For me, it is consistently a matter of one reflecting the other. When I practice bad habits physically – letting the paperwork pile up, spending the always-scarce funds on fast food, wallowing on the red couch -- my emotional, mental and spiritual health suffers too.
Take last month, for instance. Forgive me for not submitting a column; I could not think, paralyzed with sadness after breaking the connection with … someone who has been an integral part of my life since shortly after I was diagnosed with the cancer.
But it was selfish of me to not write.
So now spring has arrived. Spring, when a young man's fancy turns to love, while my insides feel as though they've been hand-grenaded. Shakespeare, I'll see you in hell.
Sometimes everything has to fall apart in order for things to come together again.
Author Ann Lamott wrote a wondrous book, Traveling Mercies, about spirituality – specifically, her own quest for such.
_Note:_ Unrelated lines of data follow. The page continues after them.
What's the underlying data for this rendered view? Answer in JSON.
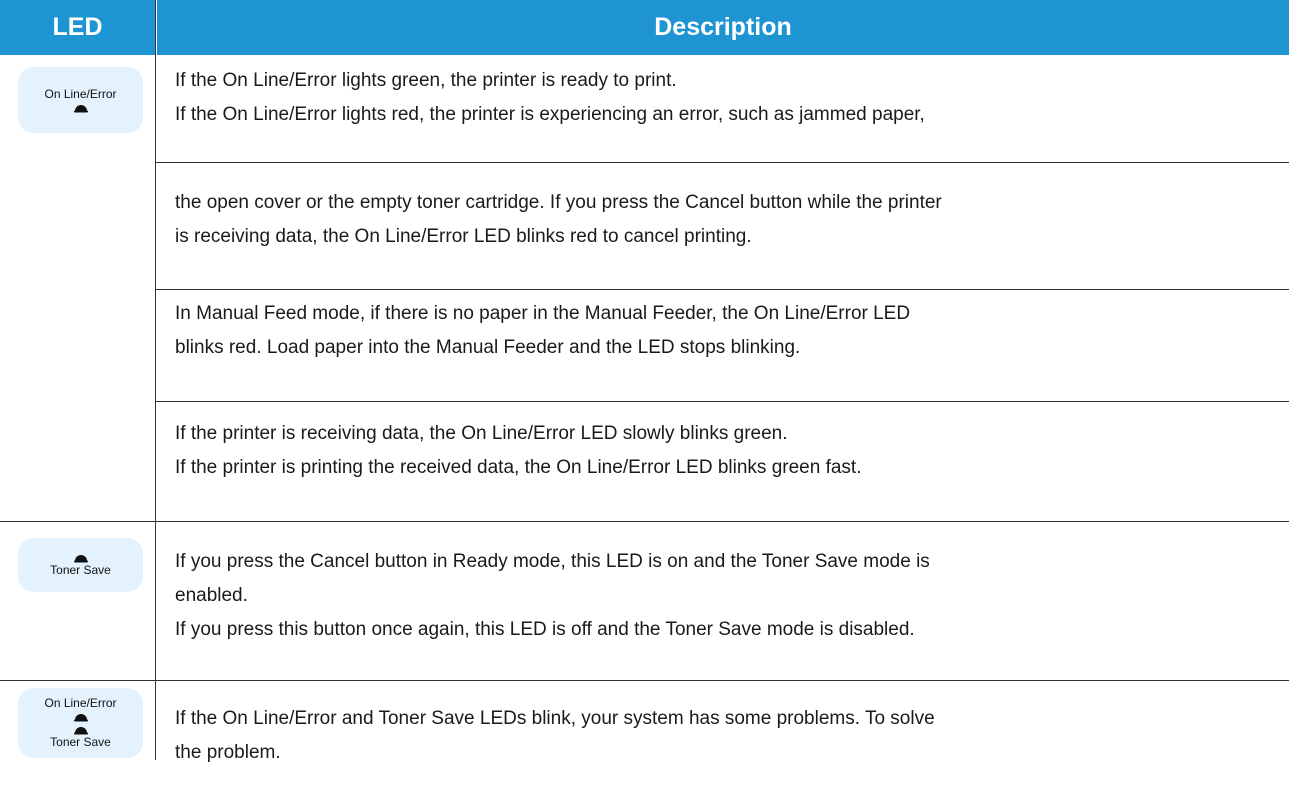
{
  "header": {
    "led": "LED",
    "description": "Description"
  },
  "rows": [
    {
      "lines": [
        "If the On Line/Error lights green, the printer is ready to print.",
        "If the On Line/Error lights red, the printer is experiencing an error, such as jammed paper,"
      ]
    },
    {
      "lines": [
        "the open cover or the empty toner cartridge. If you press the Cancel button while the printer",
        "is receiving data, the On Line/Error LED blinks red to cancel printing."
      ]
    },
    {
      "lines": [
        "In Manual Feed mode, if there is no paper in the Manual Feeder, the On Line/Error LED",
        "blinks red. Load paper into the Manual Feeder and the LED stops blinking."
      ]
    },
    {
      "lines": [
        "If the printer is receiving data, the On Line/Error LED slowly blinks green.",
        "If the printer is printing the received data, the On Line/Error LED blinks green fast."
      ]
    },
    {
      "lines": [
        "If you press the Cancel button in Ready mode, this LED is on and the Toner Save mode is",
        "enabled.",
        "If you press this button once again, this LED is off and the Toner Save mode is disabled."
      ]
    },
    {
      "lines": [
        "If the On Line/Error and Toner Save LEDs blink, your system has some problems. To solve",
        "the problem."
      ]
    }
  ],
  "badges": {
    "online_error": "On Line/Error",
    "toner_save": "Toner Save"
  },
  "icons": {
    "led": "led-dome-icon"
  },
  "colors": {
    "header_bg": "#1e94d2",
    "badge_bg": "#e3f2fc"
  }
}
Lamott, referencing those who hang with the Dalai Lama, wrote that "…they believe when a lot of things start going wrong all at once, it is to protect something big and lovely that is trying to get itself born – and that this something needs for you to be distracted so that it can be born as perfectly as possible."
Think about this for a minute. Maybe when we experience big and scary and painful things, it is so whatever needs to appear can have the space to do so.
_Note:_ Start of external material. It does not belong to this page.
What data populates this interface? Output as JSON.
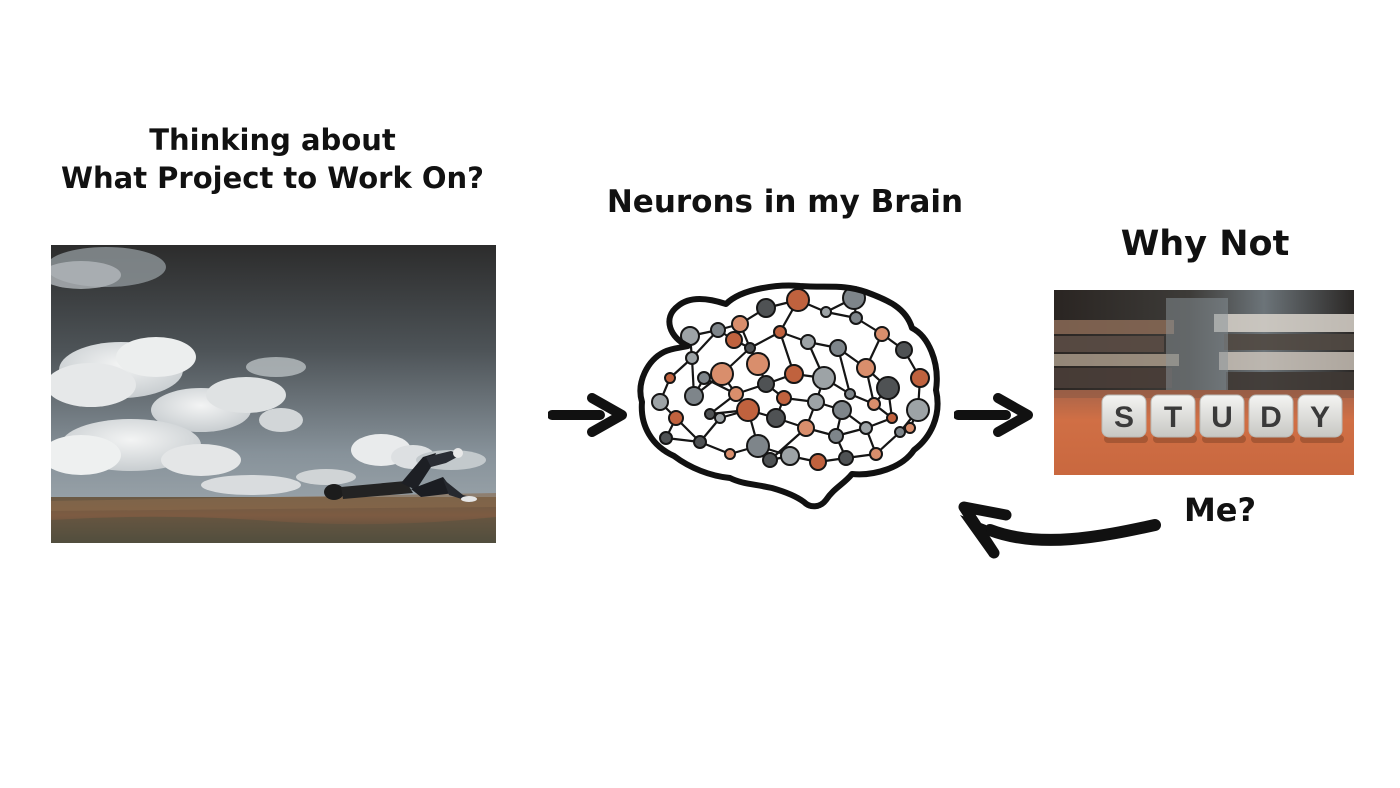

My friends and loved ones keep telling me what a terrific thing I've done, severing that one alliance. They say now there's a clearing for something tremendous to show up in my life.
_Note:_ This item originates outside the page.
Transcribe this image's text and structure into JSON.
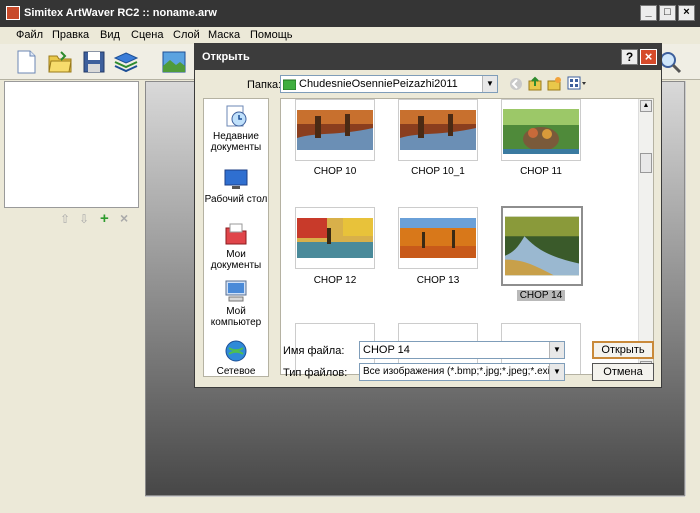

But all I have is the emptiness.
That's when it feels overwhelming.
When I don't run, when I don't reach out and connect with others, when I stop writing and smiling and singing – I'm in a dangerous place.
I sit on the red couch in my messy apartment. I can't throw stuff out, I make less than $900 a month. I can't get rid of anything, I have nothing to replace it.
And then there's the only child syndrome. I sometimes allow people in my life even if they're mean to me, even if they're sucking the energy from my spirit. I keep the soul-stealers. Because there were so few around me when I was young.
Now I am learning to discard the things I don't use. And to weed out those who – what did Baz Luhrmann say when he told us to Wear Sunscreen? – are reckless with my heart.
Because otherwise I'm in what Dr. Seuss referred to as a most useless place. The Waiting Place.
…for people just waiting.
Waiting for a train to go/or a bus to come or a plane to go/or the mail to come, or the rain to go/or the phone to ring, or the snow to snow/or waiting around for a Yes or No/or waiting for their hair to grow. Everyone is just waiting.
Waiting for the fish to bite/or waiting for wind to fly a kite/or waiting around for Friday night/or waiting, perhaps, for their Uncle Jake/or a pot to boil, or a Better Break/or a string of pearls, or a pair of pants/or a wig with curls, or Another Chance. Everyone is just waiting.
Don't. Don't wait for your ship to come in. THIS IS YOUR SHIP.
Veronica A. Shoffstall, who just may be poetry's One Hit Wonder, wrote of love and loss -- "…and you begin to accept your defeats
with your head up and your eyes ahead
with the grace of a woman, not the grief of a child …
So you plant your own garden
and decorate your own soul
instead of waiting for someone
to bring you flowers…"
What are you waiting to do? What is holding you back from bettering your personal record, from achieving your dreams? Is anything – or anyone – occupying too much of your essence?
It's time to tidy.
When I was in second grade, my parents and I erected Solomon's temple using sugar cubes. We spray-painted empty toilet-paper rolls a horrifying gold for the gilt columns flanking the Holy of Holies.
This was for the Arts and Crafts Festival at Brethren Christian Elementary School, by the way; we weren't just being creative one afternoon.
The extraordinary structure won Most Superior. I still have the blue ribbon.
In lieu of an explanatory 3x5 card, I pasted a cutout magazine picture of tulips on a piece of yellow construction paper. In the neat, careful, shaky printing of a 6-year-old, I copied Song of Solomon 2:11-12.
"For lo, the winter is past, the rain is over and gone; the flowers appear on the earth; the time of the singing of birds is come, and the voice of the turtle(dove) is heard in our land."
Rejoice. Spring has sprung.